Lady Strachey also deployed her pen in aid of the Cause, writing, between 1907 and 1909, a number of pamphlets for the National Union of Women’s Suffrage Societies, including Reduced to the Absurd, a series of humorous syllogisms (such word-play being a Strachey speciality) and, around 1910 supplying the words for several rollicking songs, which were published by the LSWS as Women’s Suffrage Songs. In 1909 Lady Strachey became a member of the editorial committee of a newly-founded feminist journal, The Englishwoman, which was in effect an NUWSS attempt to provide a forum for serious feminist discussion. One of Lady Strachey’s co-founders of The Englishwoman was Mary Lowndes, a stained glass artist and chairman of the Artists’ Suffrage League, a society devoted to publishing suffrage propaganda. The ASL each year ran a competition for the design of a poster; Duncan Grant, nephew to Lady Strachey, was the competition’s joint winner, sharing a prize of £4, in the autumn of 1909. He had previously submitted a design, unsuccessfully, for the 1907 competition but was encouraged to try again.
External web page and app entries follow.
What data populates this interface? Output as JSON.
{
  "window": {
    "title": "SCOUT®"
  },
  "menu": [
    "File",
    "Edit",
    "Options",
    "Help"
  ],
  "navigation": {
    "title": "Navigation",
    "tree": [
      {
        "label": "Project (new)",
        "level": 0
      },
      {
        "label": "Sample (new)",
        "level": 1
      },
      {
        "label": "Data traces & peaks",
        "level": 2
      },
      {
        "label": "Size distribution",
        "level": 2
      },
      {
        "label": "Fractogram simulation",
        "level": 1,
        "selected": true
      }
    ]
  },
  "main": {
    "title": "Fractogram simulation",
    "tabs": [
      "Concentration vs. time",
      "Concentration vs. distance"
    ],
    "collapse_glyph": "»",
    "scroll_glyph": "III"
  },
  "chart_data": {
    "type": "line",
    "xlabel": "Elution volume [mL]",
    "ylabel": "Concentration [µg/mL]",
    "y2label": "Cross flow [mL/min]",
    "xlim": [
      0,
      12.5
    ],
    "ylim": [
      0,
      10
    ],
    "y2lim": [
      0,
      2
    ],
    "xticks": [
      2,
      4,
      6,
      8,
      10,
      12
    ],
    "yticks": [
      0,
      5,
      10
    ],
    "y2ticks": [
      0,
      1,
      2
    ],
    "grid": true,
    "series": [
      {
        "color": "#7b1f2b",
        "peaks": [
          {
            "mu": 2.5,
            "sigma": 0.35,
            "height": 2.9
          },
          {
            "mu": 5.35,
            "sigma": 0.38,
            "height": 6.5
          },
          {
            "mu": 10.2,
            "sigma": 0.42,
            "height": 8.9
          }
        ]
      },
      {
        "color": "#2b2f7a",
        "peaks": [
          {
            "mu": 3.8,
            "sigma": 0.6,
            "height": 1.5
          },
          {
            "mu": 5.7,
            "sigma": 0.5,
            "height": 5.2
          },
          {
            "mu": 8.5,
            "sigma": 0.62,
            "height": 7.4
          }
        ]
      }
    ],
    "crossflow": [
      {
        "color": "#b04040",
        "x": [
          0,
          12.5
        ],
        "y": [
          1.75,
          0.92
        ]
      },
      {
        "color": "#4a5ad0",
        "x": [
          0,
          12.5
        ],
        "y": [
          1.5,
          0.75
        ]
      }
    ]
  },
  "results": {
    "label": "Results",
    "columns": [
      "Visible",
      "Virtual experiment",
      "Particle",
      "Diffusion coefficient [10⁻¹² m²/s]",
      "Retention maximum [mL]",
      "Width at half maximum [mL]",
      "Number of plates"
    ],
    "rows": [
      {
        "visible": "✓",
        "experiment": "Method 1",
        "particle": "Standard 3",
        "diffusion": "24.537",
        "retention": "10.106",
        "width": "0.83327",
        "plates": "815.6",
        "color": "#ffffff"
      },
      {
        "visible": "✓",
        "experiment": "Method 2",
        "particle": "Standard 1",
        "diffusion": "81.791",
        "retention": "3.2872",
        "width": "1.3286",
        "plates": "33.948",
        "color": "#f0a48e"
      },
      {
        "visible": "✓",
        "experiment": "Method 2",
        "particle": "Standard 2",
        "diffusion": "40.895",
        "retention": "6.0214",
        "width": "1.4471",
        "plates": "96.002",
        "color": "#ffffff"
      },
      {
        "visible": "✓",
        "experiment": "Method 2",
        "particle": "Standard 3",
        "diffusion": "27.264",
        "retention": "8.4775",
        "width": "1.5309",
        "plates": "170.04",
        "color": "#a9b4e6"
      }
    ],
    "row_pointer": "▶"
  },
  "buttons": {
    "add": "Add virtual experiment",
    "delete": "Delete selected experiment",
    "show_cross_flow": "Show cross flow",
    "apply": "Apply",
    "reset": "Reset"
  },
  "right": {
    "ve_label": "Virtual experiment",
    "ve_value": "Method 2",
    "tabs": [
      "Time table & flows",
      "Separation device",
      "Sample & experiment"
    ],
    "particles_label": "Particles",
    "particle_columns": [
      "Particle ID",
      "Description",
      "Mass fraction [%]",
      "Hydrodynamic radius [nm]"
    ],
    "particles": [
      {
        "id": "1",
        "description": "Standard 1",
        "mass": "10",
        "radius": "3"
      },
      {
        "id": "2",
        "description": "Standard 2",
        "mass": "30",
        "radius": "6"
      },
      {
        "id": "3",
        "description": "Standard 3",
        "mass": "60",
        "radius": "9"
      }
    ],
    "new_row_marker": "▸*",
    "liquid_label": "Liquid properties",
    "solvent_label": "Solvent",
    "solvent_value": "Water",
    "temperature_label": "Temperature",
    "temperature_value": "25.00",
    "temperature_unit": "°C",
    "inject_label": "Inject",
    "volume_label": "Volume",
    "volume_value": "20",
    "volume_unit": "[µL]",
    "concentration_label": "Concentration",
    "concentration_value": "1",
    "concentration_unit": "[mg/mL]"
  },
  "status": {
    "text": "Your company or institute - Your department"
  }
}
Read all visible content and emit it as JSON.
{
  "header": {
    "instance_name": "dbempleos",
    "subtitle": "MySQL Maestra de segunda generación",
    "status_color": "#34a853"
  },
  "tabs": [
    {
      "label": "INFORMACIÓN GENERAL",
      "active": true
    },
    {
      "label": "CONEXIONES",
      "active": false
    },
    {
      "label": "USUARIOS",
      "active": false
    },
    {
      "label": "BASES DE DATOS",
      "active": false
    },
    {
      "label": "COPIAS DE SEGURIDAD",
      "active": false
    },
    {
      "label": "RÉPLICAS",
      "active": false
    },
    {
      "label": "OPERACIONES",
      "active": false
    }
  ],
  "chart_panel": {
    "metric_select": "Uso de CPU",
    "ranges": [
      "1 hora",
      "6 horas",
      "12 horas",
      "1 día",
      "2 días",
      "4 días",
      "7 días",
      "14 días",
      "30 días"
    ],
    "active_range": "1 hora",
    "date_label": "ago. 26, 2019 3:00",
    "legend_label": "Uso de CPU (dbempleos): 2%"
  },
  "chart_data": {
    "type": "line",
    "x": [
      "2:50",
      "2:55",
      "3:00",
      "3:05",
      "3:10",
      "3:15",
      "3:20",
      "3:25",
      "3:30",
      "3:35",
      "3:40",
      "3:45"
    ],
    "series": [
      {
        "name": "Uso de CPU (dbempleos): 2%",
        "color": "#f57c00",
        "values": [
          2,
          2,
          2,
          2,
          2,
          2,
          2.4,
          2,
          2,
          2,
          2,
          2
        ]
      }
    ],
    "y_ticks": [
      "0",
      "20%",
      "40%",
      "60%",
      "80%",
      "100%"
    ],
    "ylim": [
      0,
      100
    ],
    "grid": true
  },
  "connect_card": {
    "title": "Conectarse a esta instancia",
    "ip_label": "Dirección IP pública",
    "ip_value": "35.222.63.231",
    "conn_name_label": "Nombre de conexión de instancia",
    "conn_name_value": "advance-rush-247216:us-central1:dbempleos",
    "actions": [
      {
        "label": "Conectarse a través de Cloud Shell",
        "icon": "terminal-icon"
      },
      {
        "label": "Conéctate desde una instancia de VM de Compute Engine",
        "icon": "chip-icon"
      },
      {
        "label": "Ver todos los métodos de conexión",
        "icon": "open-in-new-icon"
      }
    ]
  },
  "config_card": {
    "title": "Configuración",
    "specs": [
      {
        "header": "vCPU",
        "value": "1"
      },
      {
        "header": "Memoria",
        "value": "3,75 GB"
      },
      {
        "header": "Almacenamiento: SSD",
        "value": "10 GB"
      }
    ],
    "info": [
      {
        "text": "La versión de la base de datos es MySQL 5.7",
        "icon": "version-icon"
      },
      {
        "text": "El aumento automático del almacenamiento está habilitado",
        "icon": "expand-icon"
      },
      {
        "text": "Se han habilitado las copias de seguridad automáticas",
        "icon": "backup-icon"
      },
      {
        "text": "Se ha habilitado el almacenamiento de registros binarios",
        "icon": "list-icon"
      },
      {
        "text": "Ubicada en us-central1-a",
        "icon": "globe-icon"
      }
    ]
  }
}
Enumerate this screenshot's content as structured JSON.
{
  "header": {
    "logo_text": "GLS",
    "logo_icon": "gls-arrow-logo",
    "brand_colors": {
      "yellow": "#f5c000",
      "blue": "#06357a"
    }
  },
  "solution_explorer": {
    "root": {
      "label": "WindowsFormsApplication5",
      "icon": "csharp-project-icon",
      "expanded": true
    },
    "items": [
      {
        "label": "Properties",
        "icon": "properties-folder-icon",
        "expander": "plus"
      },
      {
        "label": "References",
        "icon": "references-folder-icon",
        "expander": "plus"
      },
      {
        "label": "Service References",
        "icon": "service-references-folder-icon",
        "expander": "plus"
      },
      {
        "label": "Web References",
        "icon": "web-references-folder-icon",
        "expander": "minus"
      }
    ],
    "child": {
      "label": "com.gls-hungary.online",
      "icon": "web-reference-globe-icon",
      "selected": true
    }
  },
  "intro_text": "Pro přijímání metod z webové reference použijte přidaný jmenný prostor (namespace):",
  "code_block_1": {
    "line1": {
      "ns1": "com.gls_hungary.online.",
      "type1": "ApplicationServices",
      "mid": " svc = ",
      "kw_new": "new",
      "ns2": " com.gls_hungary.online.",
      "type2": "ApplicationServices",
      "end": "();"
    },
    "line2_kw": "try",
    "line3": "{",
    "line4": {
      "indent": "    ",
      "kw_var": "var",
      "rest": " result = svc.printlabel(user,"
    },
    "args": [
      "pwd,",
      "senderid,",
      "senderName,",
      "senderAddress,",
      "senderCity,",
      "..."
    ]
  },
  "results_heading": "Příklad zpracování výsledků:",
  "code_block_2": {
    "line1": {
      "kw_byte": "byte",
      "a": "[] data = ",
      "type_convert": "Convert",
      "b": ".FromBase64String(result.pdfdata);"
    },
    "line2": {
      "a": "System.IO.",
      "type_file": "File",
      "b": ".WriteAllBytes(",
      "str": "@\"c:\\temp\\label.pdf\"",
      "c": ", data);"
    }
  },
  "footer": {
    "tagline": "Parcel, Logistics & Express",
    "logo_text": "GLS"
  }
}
It may have been that a weakness in conveying the suffrage message had been responsible for his failure in 1907 because in 1909 Barbara Forbes, Lowndes’ companion and the secretary of the ASL, took the trouble to give him the subject for his design. In its final rendition the poster was described in the NUWSS weekly paper, The Common Cause, 4 November 1909, as depicting ‘a stalwart Grace Darling type struggling in the trough of a heavy sea with only a pair of sculls, while a nonchalant young man in flannels glides gaily by, with a wind inflating his saile – the vote -[treating] with good temper a subject which often causes bitterness’. The Houses of Parliament loom on the horizon as the goal of both vessels. By an interesting coincidence the winner of the ASL’s competition in 1908, with a poster ‘What’s Sauce for the Gander is Sauce for the Goose’ had been Mary Sargent Florence, whose daughter, Alix, was in 1920 to marry James Strachey, Lady Strachey’s youngest son.
Mary Sargent Florence was a leading light of the Tax Resistance League, designing their badge and banner, and in 1912 and 1914, putting principle into practice, refused to pay her taxes, and had goods distrained and sold.
The next ‘ Suffrage Stories: Bloomsbury Links’ post will discuss the life and work of Ray Strachey – a Strachey-by-marriage.